South African retailer Truworths has left Nigeria citing import restrictions.
“We were unable to operate the stores properly any longer because we were unable to send merchandise to the stores because there’s regulation preventing that,” chief executive Michael Mark told Reuters in telephone interview on Thursday.
The company said it was even struggling to pay its rent and get access to foreign exchange which is scarce these days in Nigeria as a result of the slump in oil prices. Oil accounts for more than 90 percent of Nigeria’s forex earnings. The country’s currency has thus lost most of its value, exchanging for 380 naira to a dollar on Thursday, February 19, 2016 from 263 naira per dollar at the beginning of January.
President Muhammadu Buhari has effectively banned the import of over 600 goods, hoping this would help boost local manufacturing and strengthen the naira. He has spoken publicly against devaluation, insisting no one has been able to convince him on why he should devalue the naira, although the decision on this constitutionally lies with the central bank governor, who has not said much about the falling currency in recent times. Buhari has reiterated his resolve to hold the exchange rate at the current official band, saying he would not kill the naira.
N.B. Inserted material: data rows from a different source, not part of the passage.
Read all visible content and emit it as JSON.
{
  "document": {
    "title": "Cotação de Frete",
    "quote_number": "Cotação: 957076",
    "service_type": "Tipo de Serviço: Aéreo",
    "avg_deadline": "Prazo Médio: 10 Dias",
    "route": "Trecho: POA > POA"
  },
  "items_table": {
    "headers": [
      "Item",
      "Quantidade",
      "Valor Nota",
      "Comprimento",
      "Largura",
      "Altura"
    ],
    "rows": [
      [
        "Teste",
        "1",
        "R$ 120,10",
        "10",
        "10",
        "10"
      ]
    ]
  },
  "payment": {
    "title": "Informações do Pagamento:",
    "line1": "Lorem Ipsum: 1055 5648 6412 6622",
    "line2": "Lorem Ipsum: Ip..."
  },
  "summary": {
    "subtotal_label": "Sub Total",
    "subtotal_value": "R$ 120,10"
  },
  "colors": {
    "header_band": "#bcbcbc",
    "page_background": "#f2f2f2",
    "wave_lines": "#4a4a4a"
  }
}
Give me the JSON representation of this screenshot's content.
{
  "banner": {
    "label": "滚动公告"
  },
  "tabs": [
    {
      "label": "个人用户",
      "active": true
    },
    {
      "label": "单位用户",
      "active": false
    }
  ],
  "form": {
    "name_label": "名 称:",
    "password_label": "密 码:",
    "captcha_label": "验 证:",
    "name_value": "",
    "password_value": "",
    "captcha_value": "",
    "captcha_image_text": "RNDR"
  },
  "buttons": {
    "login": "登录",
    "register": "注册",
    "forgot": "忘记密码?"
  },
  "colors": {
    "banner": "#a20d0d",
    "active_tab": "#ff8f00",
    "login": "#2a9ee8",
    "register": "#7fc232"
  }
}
However, the currency has continued to lose more value with every new restriction aimed at reducing pressure on the foreign exchange which is drying up.
Foreign companies are not the only ones hurt by the current red tape, local small businesses that use raw materials or services sourced abroad have also been complaining about how their businesses are affected. With the foreign exchange available inadequate for everyone who can access them legally, they and others who have been restricted by recent policies, have had to turn to the black market to source foreign exchange, further increasing the value of foreign currencies at the expense of the naira.
Although the import restrictions have affected Truworths, South Africa’s largest publicly traded clothing chain, the company has not really been having it good in Nigeria. Despite making losses, the company had been banking on the growth potential of Nigeria and did not follow fellow South African retail chain Woolworths out of Nigeria in 2013.
“We were making losses, but I don’t think we will in the future,” Bloomberg quoted Mark to have said of Nigeria.
As at 1:13 PM SAST today, Truworths shares had dropped 1.61 percent to 9,416.00ZAC on the Johannesburg Stock Exchange (JSE).